OBJECTIVE: To relate the rate of bone resorption to serum levels of both hyaluronan (HA) and antigenic keratan sulfate (KS) in canine experimental osteoarthritis (OA) and to evaluate the effects of calcitonin on these parameters and the OA lesions of the unstable knee. METHODS: Twenty-two dogs underwent anterior cruciate ligament transection (ACLT) and 6 dogs underwent sham operation. Urinary pyridinium crosslinks were quantified by high-performance liquid chromatography. Immunoassays quantified hyaluronan (HA) and antigenic KS. Macroscopic and histologic OA lesions were scored. Calcitonin treatment was started on day 14 postsurgery and stopped on either day 49 or day 104 postsurgery. Control dogs and all treated dogs were killed on day 105. RESULTS: All ACLT joints developed OA. In contrast to sham-operated animals, all operated dogs exhibited an early and sustained rise in the levels of their urinary and serum markers. Calcitonin markedly reduced the levels of these markers and the severity of OA lesions. Furthermore, the longer the period of calcitonin therapy, the lower the score of the OA lesions. CONCLUSION: Bone, synovium, and articular cartilage all appear to be involved in the state of hypermetabolism that develops in unstable joints. Furthermore, the rate of bone resorption increases markedly in the early stages of this OA model and is likely to contribute to cartilage breakdown.
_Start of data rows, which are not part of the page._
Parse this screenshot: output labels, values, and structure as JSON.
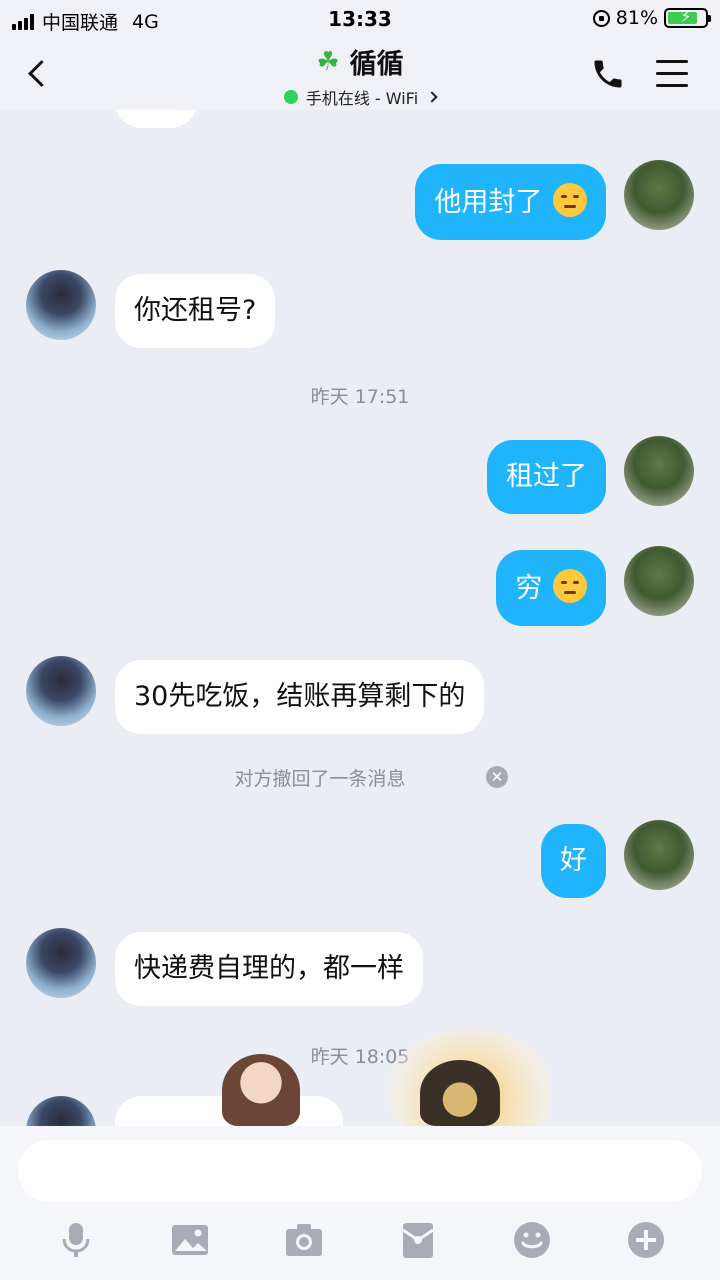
{
  "status_bar": {
    "carrier": "中国联通",
    "network": "4G",
    "time": "13:33",
    "battery": "81%",
    "battery_level": 0.81
  },
  "header": {
    "title": "循循",
    "status": "手机在线 - WiFi"
  },
  "chat": {
    "messages": [
      {
        "text": "他用封了"
      },
      {
        "text": "你还租号?"
      },
      {
        "text": "租过了"
      },
      {
        "text": "穷"
      },
      {
        "text": "30先吃饭，结账再算剩下的"
      },
      {
        "text": "好"
      },
      {
        "text": "快递费自理的，都一样"
      }
    ],
    "timestamps": [
      "昨天 17:51",
      "昨天 18:05"
    ],
    "recall_notice": "对方撤回了一条消息"
  },
  "input": {
    "placeholder": ""
  },
  "colors": {
    "outgoing_bubble": "#1fb4fb",
    "incoming_bubble": "#ffffff",
    "online": "#2fd35a"
  },
  "icons": [
    "mic-icon",
    "image-icon",
    "camera-icon",
    "red-packet-icon",
    "emoji-icon",
    "plus-icon"
  ]
}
Since calcitonin reduced the severity of OA changes, this form of therapy may have benefits for humans who have recently experienced a traumatic knee injury.  (+info)
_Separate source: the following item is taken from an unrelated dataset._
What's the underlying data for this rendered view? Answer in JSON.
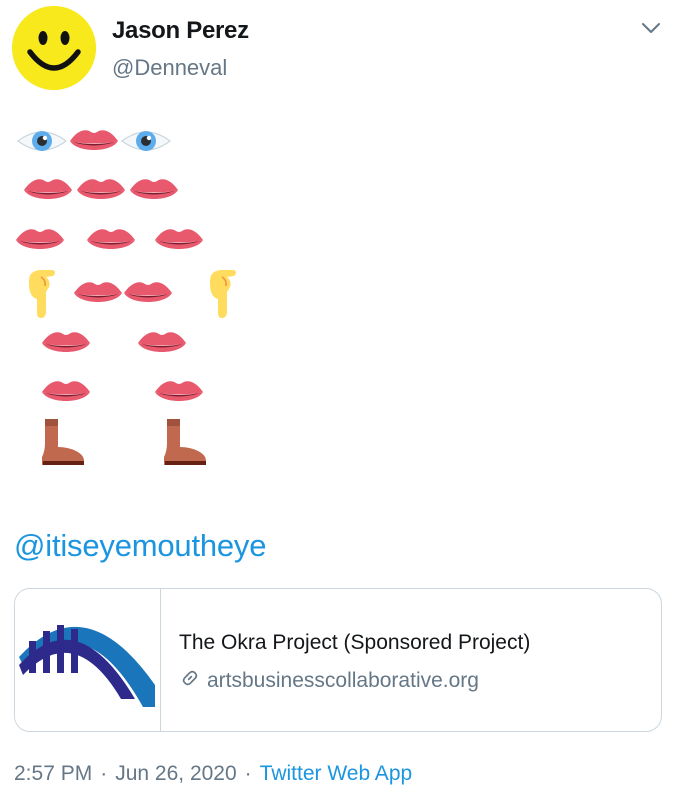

Proteoglycan synthesis by bovine keratocytes and corneal fibroblasts: maintenance of the keratocyte phenotype in culture. (8/451)
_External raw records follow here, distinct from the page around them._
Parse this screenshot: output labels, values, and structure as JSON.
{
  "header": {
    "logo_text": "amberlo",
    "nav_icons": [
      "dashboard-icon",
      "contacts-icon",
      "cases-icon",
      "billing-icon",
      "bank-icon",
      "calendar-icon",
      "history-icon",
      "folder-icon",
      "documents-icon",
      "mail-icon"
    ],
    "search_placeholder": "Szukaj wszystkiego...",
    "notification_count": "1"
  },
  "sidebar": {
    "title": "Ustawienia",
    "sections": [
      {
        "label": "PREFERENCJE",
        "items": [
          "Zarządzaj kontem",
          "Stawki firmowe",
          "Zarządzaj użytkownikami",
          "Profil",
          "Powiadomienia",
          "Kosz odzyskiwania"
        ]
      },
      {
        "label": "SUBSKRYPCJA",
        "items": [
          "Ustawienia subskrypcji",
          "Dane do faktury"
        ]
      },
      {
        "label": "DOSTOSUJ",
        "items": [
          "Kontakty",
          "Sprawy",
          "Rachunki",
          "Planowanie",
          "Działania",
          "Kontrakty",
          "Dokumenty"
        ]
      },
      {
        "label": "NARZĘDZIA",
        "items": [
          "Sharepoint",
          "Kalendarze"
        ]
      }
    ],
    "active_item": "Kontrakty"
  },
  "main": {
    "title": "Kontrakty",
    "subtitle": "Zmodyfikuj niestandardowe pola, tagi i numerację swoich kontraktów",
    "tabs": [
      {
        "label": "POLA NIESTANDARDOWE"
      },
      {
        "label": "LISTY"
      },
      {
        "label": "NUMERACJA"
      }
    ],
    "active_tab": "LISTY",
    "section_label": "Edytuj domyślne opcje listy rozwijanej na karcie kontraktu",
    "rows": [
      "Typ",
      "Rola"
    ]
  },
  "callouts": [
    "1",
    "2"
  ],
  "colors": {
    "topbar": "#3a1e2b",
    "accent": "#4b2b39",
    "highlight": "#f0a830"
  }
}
PURPOSE: To determine the effect of serum on morphology, growth, and proteoglycan synthesis by primary cultures of collagenase-isolated bovine keratocytes. METHODS: Keratocytes were isolated from bovine corneas using sequential collagenase digestion and cultured in Dulbecco's modified Eagle's medium (DMEM), with and without fetal bovine serum (FBS). Proteoglycans synthesized by the cells in culture and by keratocytes in intact cornea culture were metabolically radiolabeled with 35SO4. The proteoglycans were characterized by their sensitivity to keratanase, chondroitinase ABC, and heparatinase and by their size on Superose 6 HR. Cell number was determined by measuring DNA content of the culture dishes. RESULTS: Keratocytes cultured in 10% FBS proliferated, appeared fibroblastic, and synthesized only 9% of the total glycosaminoglycan as keratan sulfate (KS), whereas cells in serum-free media were quiescent, appeared dendritic, and synthesized 47% KS, a value similar to the 45% KS for corneas radiolabeled overnight in organ culture. This increased proportion of KS synthesis in serum-free media was caused by a moderate increase in KS synthesis combined with a substantial decrease in chondroitin sulfate (CS) synthesis. Fractionation on Superose 6 High Resolution showed the size and relative amounts of the CS- and KS-containing proteoglycans synthesized by keratocytes in serum-free media also more closely resembled that of keratocytes in corneas in organ culture than keratocytes in media containing serum. CONCLUSIONS: A comparison of proteoglycan synthesis and cell morphology between keratocytes in corneas in organ culture and in cell culture indicates that keratocytes maintain a more native biosynthetic phenotype and appearance when cultured in serum-free media. These results also suggest that culturing in the presence of serum fundamentally alters the keratocyte phenotype to an activated cell, mimicking certain changes observed during wound healing.  (+info)